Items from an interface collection
--------------------------------

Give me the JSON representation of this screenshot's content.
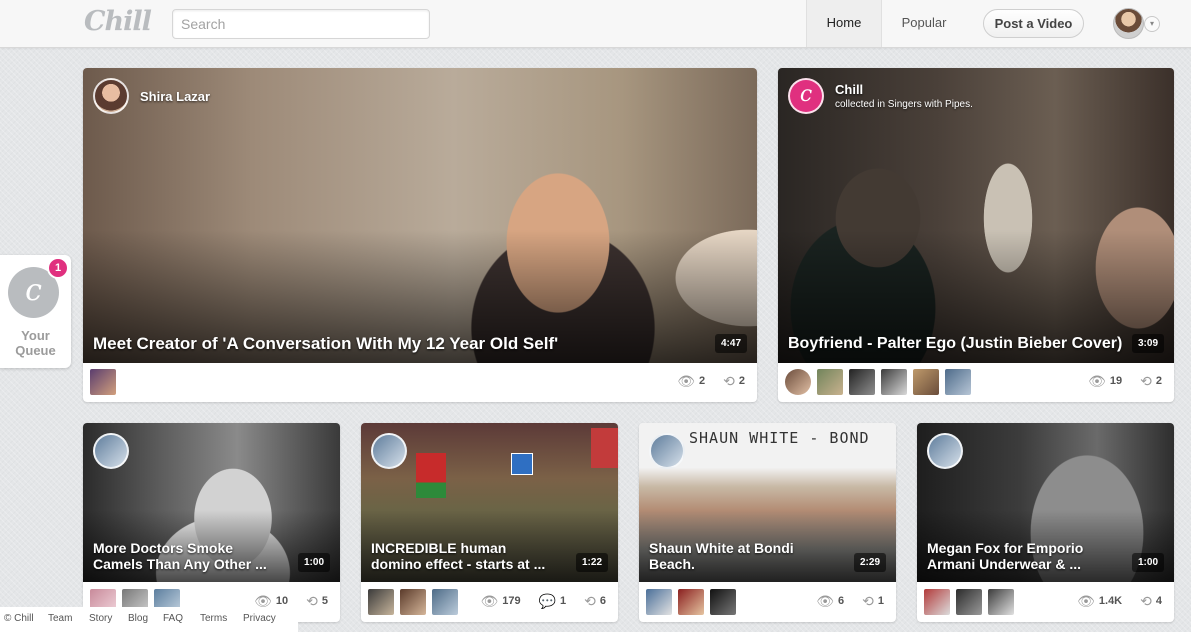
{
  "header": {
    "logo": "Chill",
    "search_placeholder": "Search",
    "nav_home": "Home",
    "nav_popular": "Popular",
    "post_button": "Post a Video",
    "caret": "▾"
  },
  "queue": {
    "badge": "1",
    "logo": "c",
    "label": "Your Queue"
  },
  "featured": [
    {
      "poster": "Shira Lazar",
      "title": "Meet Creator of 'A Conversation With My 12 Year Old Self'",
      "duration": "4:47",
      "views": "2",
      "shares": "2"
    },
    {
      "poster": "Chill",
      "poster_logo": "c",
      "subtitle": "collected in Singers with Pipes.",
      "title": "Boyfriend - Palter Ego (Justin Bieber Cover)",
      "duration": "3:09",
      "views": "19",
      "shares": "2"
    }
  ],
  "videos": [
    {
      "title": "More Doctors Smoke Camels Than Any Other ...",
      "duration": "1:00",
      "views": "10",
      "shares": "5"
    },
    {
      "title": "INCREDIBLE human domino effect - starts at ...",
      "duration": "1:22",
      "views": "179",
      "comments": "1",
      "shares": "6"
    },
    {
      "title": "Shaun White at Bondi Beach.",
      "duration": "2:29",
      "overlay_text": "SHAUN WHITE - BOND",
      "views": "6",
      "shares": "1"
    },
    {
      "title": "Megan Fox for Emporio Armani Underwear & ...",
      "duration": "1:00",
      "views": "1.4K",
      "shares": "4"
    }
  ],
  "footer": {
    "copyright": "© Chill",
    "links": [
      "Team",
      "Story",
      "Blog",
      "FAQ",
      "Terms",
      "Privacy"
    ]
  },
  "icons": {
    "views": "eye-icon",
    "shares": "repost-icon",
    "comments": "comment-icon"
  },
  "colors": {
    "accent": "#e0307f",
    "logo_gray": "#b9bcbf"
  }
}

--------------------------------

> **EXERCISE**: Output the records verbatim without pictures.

> **RESPONSE BOX**:
Give me the JSON representation of this screenshot's content.
{
  "header": {
    "logo": "Chill",
    "search_placeholder": "Search",
    "nav_home": "Home",
    "nav_popular": "Popular",
    "post_button": "Post a Video",
    "caret": "▾"
  },
  "queue": {
    "badge": "1",
    "logo": "c",
    "label": "Your Queue"
  },
  "featured": [
    {
      "poster": "Shira Lazar",
      "title": "Meet Creator of 'A Conversation With My 12 Year Old Self'",
      "duration": "4:47",
      "views": "2",
      "shares": "2"
    },
    {
      "poster": "Chill",
      "poster_logo": "c",
      "subtitle": "collected in Singers with Pipes.",
      "title": "Boyfriend - Palter Ego (Justin Bieber Cover)",
      "duration": "3:09",
      "views": "19",
      "shares": "2"
    }
  ],
  "videos": [
    {
      "title": "More Doctors Smoke Camels Than Any Other ...",
      "duration": "1:00",
      "views": "10",
      "shares": "5"
    },
    {
      "title": "INCREDIBLE human domino effect - starts at ...",
      "duration": "1:22",
      "views": "179",
      "comments": "1",
      "shares": "6"
    },
    {
      "title": "Shaun White at Bondi Beach.",
      "duration": "2:29",
      "overlay_text": "SHAUN WHITE - BOND",
      "views": "6",
      "shares": "1"
    },
    {
      "title": "Megan Fox for Emporio Armani Underwear & ...",
      "duration": "1:00",
      "views": "1.4K",
      "shares": "4"
    }
  ],
  "footer": {
    "copyright": "© Chill",
    "links": [
      "Team",
      "Story",
      "Blog",
      "FAQ",
      "Terms",
      "Privacy"
    ]
  },
  "icons": {
    "views": "eye-icon",
    "shares": "repost-icon",
    "comments": "comment-icon"
  },
  "colors": {
    "accent": "#e0307f",
    "logo_gray": "#b9bcbf"
  }
}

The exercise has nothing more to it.